Chair: Elena Baldassarri
(Università degli Studi Roma Tre)
Alexandr Osipian (Leibniz Institute for the History and Culture of Eastern Europe -GWZO) – Clothing, foodways, and identity negotiation: early modern Istanbul in Polish, Russian, and Armenian travelogues
Songulen Nazlı (European University Institute) – Ottoman woman’s plural identities through the eyes of the female travellers visiting Istanbul (18th century)
Break (1 hour)
15:30, Panel 2 – One, Plural or What Else? How to study pluralism in the early modern period
Chair: Luca Codignola-Bo (Notre Dame University)
Serena Di Nepi (Università di Roma – La Sapienza) – Questioning Otherness. Some preliminary remarks on conversions and
coexistence in early modern cities
Stefano Villani (University of Maryland, College Park)
– Modes of
conversions and acculturation strategies in early modern Italy
Giampaolo Salice (Università di Cagliari) – On methodology
in the study of rural diaspora
8th October, 10:30
Panel 3 – The Plural
City: Channeling identity in daily life
Chair: Filomena Viviana
Tagliaferri (Istituto di Storia dell’Europa Mediterranea – ISEM, CNR)
Cassar (University of Malta) – Fashion, Opulence
and Extravagance: Clothing and sumptuary laws in early modern Malta
Prideaux (University of Edinburgh) – The
role of representatives in negotiations between the authorities and immigrants
in Venice, 1550-1700
Novosel (Croatian Institute of History – Hrvatski Institut za Povijest) – Surpassing language barriers in
Dalmatian urban space – public notaries in the city of Zadar in the mid 17th
Break (1 hour)
14:00, Panel 4 – Identity and Longue
Durée: Ottoman empire’s political destiny,
and its reflection on foreigner identity expressions
Chair: Meropi Anastassiadou
Bouroutis (Aristotle University of Thessaloniki) – Bridging western culture and eastern traditions
Angelos Dalachanis (Institut d’Histoire Moderne et Contemporaine
– IHMC, CNRS) – The Visibility of Hellenism: Art
collecting and diaspora life in the early 20th-century Alexandria
Kostis Gkotsinas (École Française d’Athènes) – Standing
out/blending in: Consumption practices and the settlement of refugees in

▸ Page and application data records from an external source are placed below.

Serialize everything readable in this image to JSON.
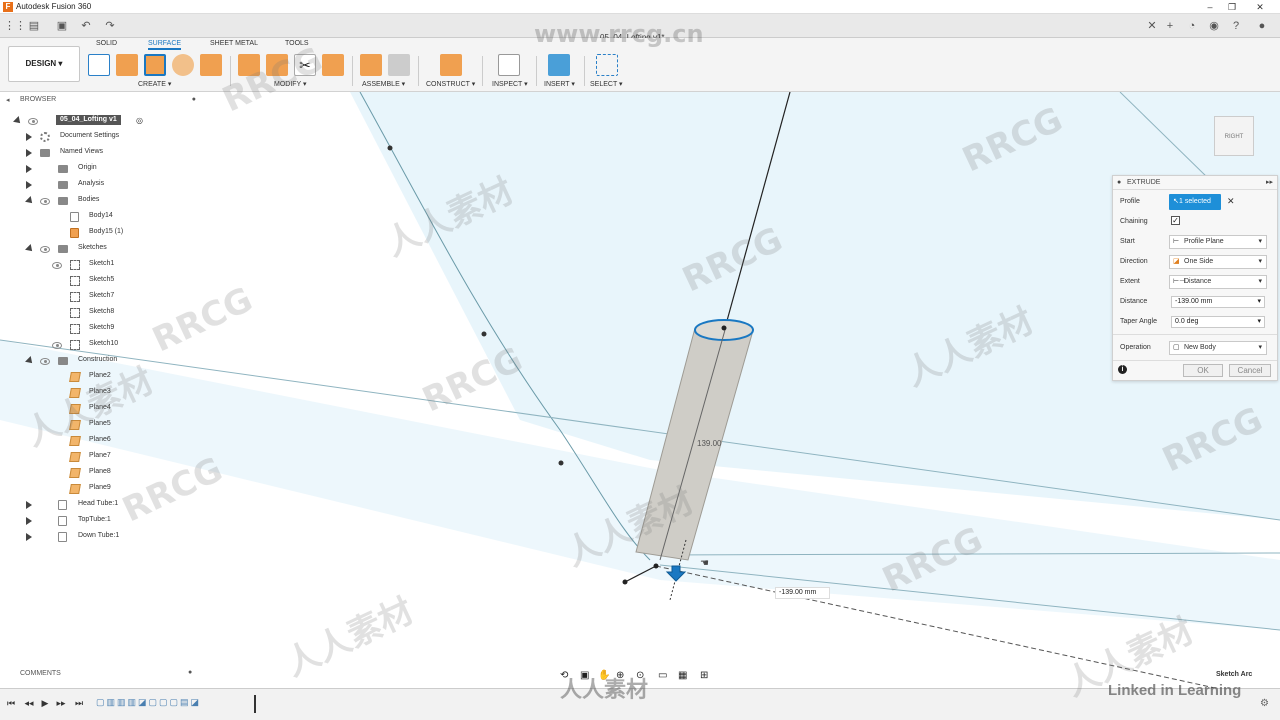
{
  "window": {
    "app_title": "Autodesk Fusion 360",
    "doc_tab": "05_04_Lofting v1*"
  },
  "toolbar": {
    "workspace": "DESIGN",
    "tabs": [
      "SOLID",
      "SURFACE",
      "SHEET METAL",
      "TOOLS"
    ],
    "active_tab": "SURFACE",
    "groups": [
      "CREATE ▾",
      "MODIFY ▾",
      "ASSEMBLE ▾",
      "CONSTRUCT ▾",
      "INSPECT ▾",
      "INSERT ▾",
      "SELECT ▾"
    ]
  },
  "browser": {
    "title": "BROWSER",
    "document": "05_04_Lofting v1",
    "items": [
      {
        "label": "Document Settings"
      },
      {
        "label": "Named Views"
      },
      {
        "label": "Origin"
      },
      {
        "label": "Analysis"
      },
      {
        "label": "Bodies"
      },
      {
        "label": "Body14"
      },
      {
        "label": "Body15 (1)"
      },
      {
        "label": "Sketches"
      },
      {
        "label": "Sketch1"
      },
      {
        "label": "Sketch5"
      },
      {
        "label": "Sketch7"
      },
      {
        "label": "Sketch8"
      },
      {
        "label": "Sketch9"
      },
      {
        "label": "Sketch10"
      },
      {
        "label": "Construction"
      },
      {
        "label": "Plane2"
      },
      {
        "label": "Plane3"
      },
      {
        "label": "Plane4"
      },
      {
        "label": "Plane5"
      },
      {
        "label": "Plane6"
      },
      {
        "label": "Plane7"
      },
      {
        "label": "Plane8"
      },
      {
        "label": "Plane9"
      },
      {
        "label": "Head Tube:1"
      },
      {
        "label": "TopTube:1"
      },
      {
        "label": "Down Tube:1"
      }
    ]
  },
  "extrude": {
    "title": "EXTRUDE",
    "profile_label": "Profile",
    "profile_value": "1 selected",
    "chaining_label": "Chaining",
    "start_label": "Start",
    "start_value": "Profile Plane",
    "direction_label": "Direction",
    "direction_value": "One Side",
    "extent_label": "Extent",
    "extent_value": "Distance",
    "distance_label": "Distance",
    "distance_value": "-139.00 mm",
    "taper_label": "Taper Angle",
    "taper_value": "0.0 deg",
    "operation_label": "Operation",
    "operation_value": "New Body",
    "ok": "OK",
    "cancel": "Cancel"
  },
  "viewport": {
    "dimension_label": "139.00",
    "distance_input": "-139.00 mm",
    "viewcube_face": "RIGHT",
    "status_text": "Sketch Arc"
  },
  "comments": {
    "title": "COMMENTS"
  },
  "watermarks": {
    "site": "www.rrcg.cn",
    "brand": "RRCG",
    "cn": "人人素材",
    "linkedin": "Linked in Learning"
  }
}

The aim of this workshop was to shed light on daily practices in
multicultural societies, in the early modern Mediterranean and Atlantic

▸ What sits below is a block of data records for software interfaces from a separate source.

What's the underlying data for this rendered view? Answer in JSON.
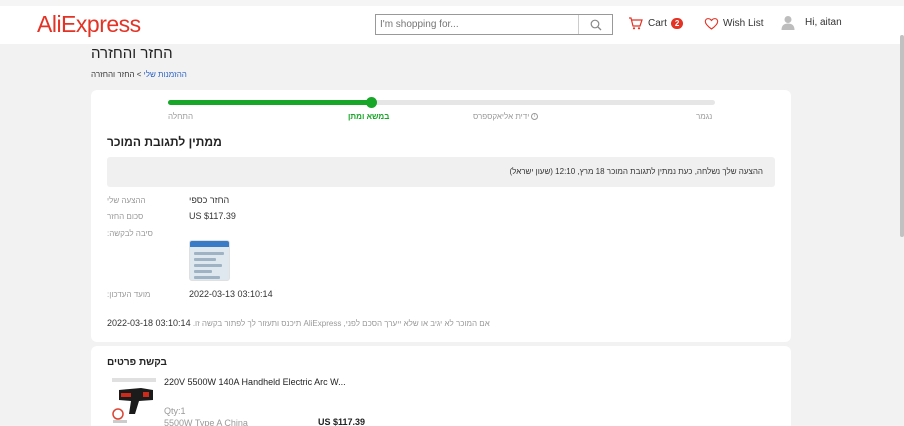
{
  "header": {
    "logo": "AliExpress",
    "search_placeholder": "I'm shopping for...",
    "cart_label": "Cart",
    "cart_count": "2",
    "wishlist_label": "Wish List",
    "user_greeting": "Hi, aitan",
    "brand_color": "#e43225"
  },
  "page": {
    "title": "החזר והחזרה",
    "breadcrumb_link": "ההזמנות שלי",
    "breadcrumb_sep": ">",
    "breadcrumb_current": "החזר והחזרה"
  },
  "progress": {
    "steps": [
      "התחלה",
      "במשא ומתן",
      "ידית אליאקספרס",
      "נגמר"
    ],
    "active_step": 1,
    "accent_color": "#17a627"
  },
  "status": {
    "title": "ממתין לתגובת המוכר",
    "notice": "ההצעה שלך נשלחה, כעת נמתין לתגובת המוכר  18 מרץ, 12:10 (שעון ישראל)"
  },
  "details": {
    "offer_label": "ההצעה שלי",
    "offer_value": "החזר כספי",
    "amount_label": "סכום החזר",
    "amount_value": "US $117.39",
    "reason_label": ":סיבה לבקשה",
    "deadline_label": ":מועד העדכון",
    "deadline_value": "2022-03-13 03:10:14"
  },
  "footnote": {
    "text": ".תיכנס ותעזור לך לפתור בקשה זו AliExpress ,אם המוכר לא יגיב או שלא ייערך הסכם לפני",
    "datetime": "2022-03-18 03:10:14"
  },
  "request_details": {
    "title": "בקשת פרטים",
    "product_name": "220V 5500W 140A Handheld Electric Arc W...",
    "qty": "Qty:1",
    "variant": "5500W Type A China",
    "price": "US $117.39"
  }
}
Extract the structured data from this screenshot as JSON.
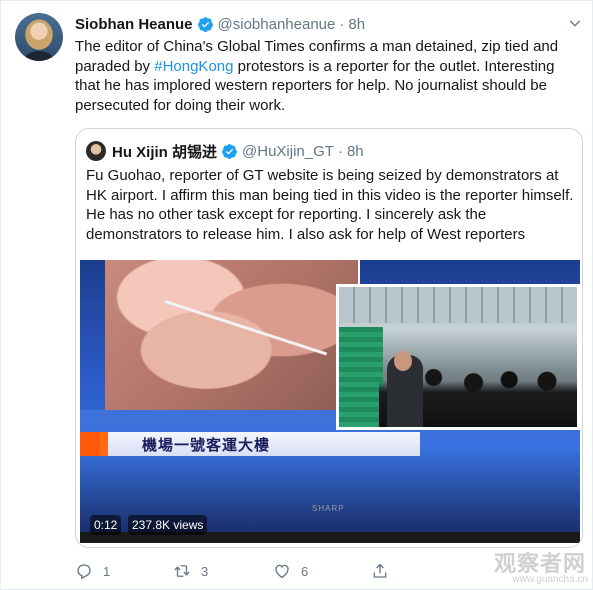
{
  "tweet": {
    "author_name": "Siobhan Heanue",
    "author_handle": "@siobhanheanue",
    "dot": "·",
    "time": "8h",
    "text_before": "The editor of China's Global Times confirms a man detained, zip tied and paraded by ",
    "hashtag": "#HongKong",
    "text_after": " protestors is a reporter for the outlet. Interesting that he has implored western reporters for help. No journalist should be persecuted for doing their work."
  },
  "quoted_tweet": {
    "author_name": "Hu Xijin 胡锡进",
    "author_handle": "@HuXijin_GT",
    "dot": "·",
    "time": "8h",
    "text": "Fu Guohao, reporter of GT website is being seized by demonstrators at HK airport. I affirm this man being tied in this video is the reporter himself. He has no other task except for reporting. I sincerely ask the demonstrators to release him. I also ask for help of West reporters"
  },
  "video": {
    "duration": "0:12",
    "views": "237.8K views",
    "caption": "機場一號客運大樓",
    "tv_brand": "SHARP"
  },
  "actions": {
    "reply_count": "1",
    "retweet_count": "3",
    "like_count": "6"
  },
  "watermark": {
    "main": "观察者网",
    "sub": "www.guancha.cn"
  },
  "colors": {
    "link": "#1b95e0",
    "verified": "#1da1f2",
    "secondary_text": "#657786",
    "border": "#ccd6dd"
  },
  "icons": {
    "reply": "reply-icon",
    "retweet": "retweet-icon",
    "like": "heart-icon",
    "share": "share-icon",
    "menu": "chevron-down-icon",
    "verified": "verified-badge-icon"
  }
}
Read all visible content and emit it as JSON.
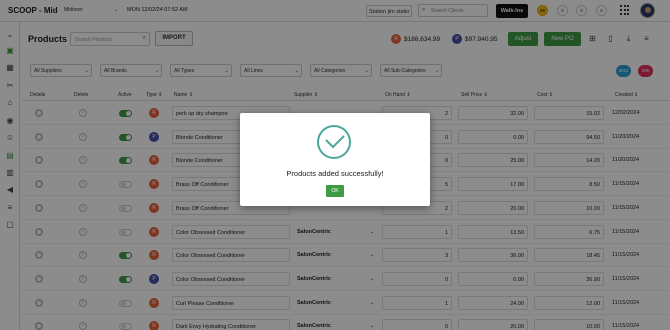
{
  "app": {
    "brand": "SCOOP - Mid",
    "location": "Midtown",
    "datetime": "MON 12/02/24  07:52 AM",
    "station": "Station jim statio",
    "search_clients_placeholder": "Search Clients",
    "walkin_label": "Walk-Ins",
    "badge_count": "26",
    "counter_icons": [
      "0",
      "0",
      "0"
    ]
  },
  "page": {
    "title": "Products",
    "search_placeholder": "Search Products",
    "import_label": "IMPORT",
    "retail_badge": "R",
    "retail_total": "$188,634.99",
    "pro_badge": "P",
    "pro_total": "$97,940.95",
    "adjust_label": "Adjust",
    "new_po_label": "New PO"
  },
  "filters": [
    "All Suppliers",
    "All Brands",
    "All Types",
    "All Lines",
    "All Categories",
    "All Sub-Categories"
  ],
  "pills": [
    {
      "label": "3011",
      "color": "#2a9fd6"
    },
    {
      "label": "295",
      "color": "#e0315a"
    }
  ],
  "table": {
    "headers": [
      "Details",
      "Delete",
      "Active",
      "Type ⇕",
      "Name ⇕",
      "Supplier ⇕",
      "On Hand ⇕",
      "Sell Price ⇕",
      "Cost ⇕",
      "Created ⇕"
    ],
    "rows": [
      {
        "active": true,
        "type": "R",
        "name": "perk up dry shampoo",
        "supplier": "",
        "on_hand": "2",
        "sell": "32.00",
        "cost": "15.02",
        "created": "12/02/2024"
      },
      {
        "active": true,
        "type": "P",
        "name": "Blonde Conditioner",
        "supplier": "",
        "on_hand": "0",
        "sell": "0.00",
        "cost": "94.50",
        "created": "11/20/2024"
      },
      {
        "active": true,
        "type": "R",
        "name": "Blonde Conditioner",
        "supplier": "",
        "on_hand": "0",
        "sell": "25.00",
        "cost": "14.20",
        "created": "11/20/2024"
      },
      {
        "active": false,
        "type": "R",
        "name": "Brass Off Conditioner",
        "supplier": "",
        "on_hand": "5",
        "sell": "17.00",
        "cost": "8.50",
        "created": "11/15/2024"
      },
      {
        "active": false,
        "type": "R",
        "name": "Brass Off Conditioner",
        "supplier": "",
        "on_hand": "2",
        "sell": "20.00",
        "cost": "10.00",
        "created": "11/15/2024"
      },
      {
        "active": false,
        "type": "R",
        "name": "Color Obsessed Conditioner",
        "supplier": "SalonCentric",
        "on_hand": "1",
        "sell": "13.50",
        "cost": "6.75",
        "created": "11/15/2024"
      },
      {
        "active": true,
        "type": "R",
        "name": "Color Obsessed Conditioner",
        "supplier": "SalonCentric",
        "on_hand": "3",
        "sell": "36.00",
        "cost": "18.45",
        "created": "11/15/2024"
      },
      {
        "active": true,
        "type": "P",
        "name": "Color Obsessed Conditioner",
        "supplier": "SalonCentric",
        "on_hand": "0",
        "sell": "0.00",
        "cost": "36.90",
        "created": "11/15/2024"
      },
      {
        "active": false,
        "type": "R",
        "name": "Curl Please Conditioner",
        "supplier": "SalonCentric",
        "on_hand": "1",
        "sell": "24.00",
        "cost": "12.00",
        "created": "11/15/2024"
      },
      {
        "active": false,
        "type": "R",
        "name": "Dark Envy Hydrating Conditioner",
        "supplier": "SalonCentric",
        "on_hand": "0",
        "sell": "20.00",
        "cost": "10.00",
        "created": "11/15/2024"
      }
    ]
  },
  "modal": {
    "message": "Products added successfully!",
    "ok_label": "OK"
  },
  "colors": {
    "accent_green": "#3f9b45",
    "retail_orange": "#e8633a",
    "pro_purple": "#4a4fa8",
    "check_teal": "#4aa89a"
  }
}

worlds. Entangled Worlds was held at College Park on 8th and 9th April 2019, as part of the events hosted at The Nathan & Jeanette Miller Center for Historical Studies, at UMD.
Focusing on foodways, multilingual practices, and sexuality the
two-days encounter was intended to generate a discussion on how
identities are created and re-affirmed in areas with an elevated level
of cultural intermingling. It is precisely in these plural spaces:
where one is most likely to encounter a stranger or foreigner […] often originated from afar and […] distinguished by language, physical appearance, dress, beliefs or practices, characteristics covered by the slippery modern terms ‘ethnicity’ of ‘cultural identity’.
Derek Keene, ‘Segregation, Zoning and Assimilation in Medieval Towns’
The workshop created a fruitful space of discussion in which MedRoute received its first feedback, starting from Professor Francesca Trivellato‘s thoughtful one. It was attended by scholars for US and Europe and it was concluded by a wonderful keynote on Maltese language of Professor Michael Cooperson. The opening reception was accompanied by the Mediterranean sounds of Trio Trela.
The book is based on my PhD thesis, defended at the University of
Florence in April 2011. It is actually the basis on which the MedRoute
project was built and developed. In inquires the way Italian subjects
that were moving into the Mediterranean were depicting cultural
otherness and how they developed a practical tolerance. This toleration
was much more of a kind of capacity to standing the otherness, rather
than an appreciation of cultural diversity. Nevertheless, it was a very
People were used to find strategies of coexistence, eventually
understanding otherness itself. Sailing from Istanbul (Part 1), to Izimr
(Part 2), and finally ending in Valletta (Part 3), the book is a mosaic
of Mediterranean ways of understanding difference and it represent the
first part of our project maritime route. That is: the beginning of our
My question was and is: how do port cities manage they cultural pluralism? Is difference a resource or a problem?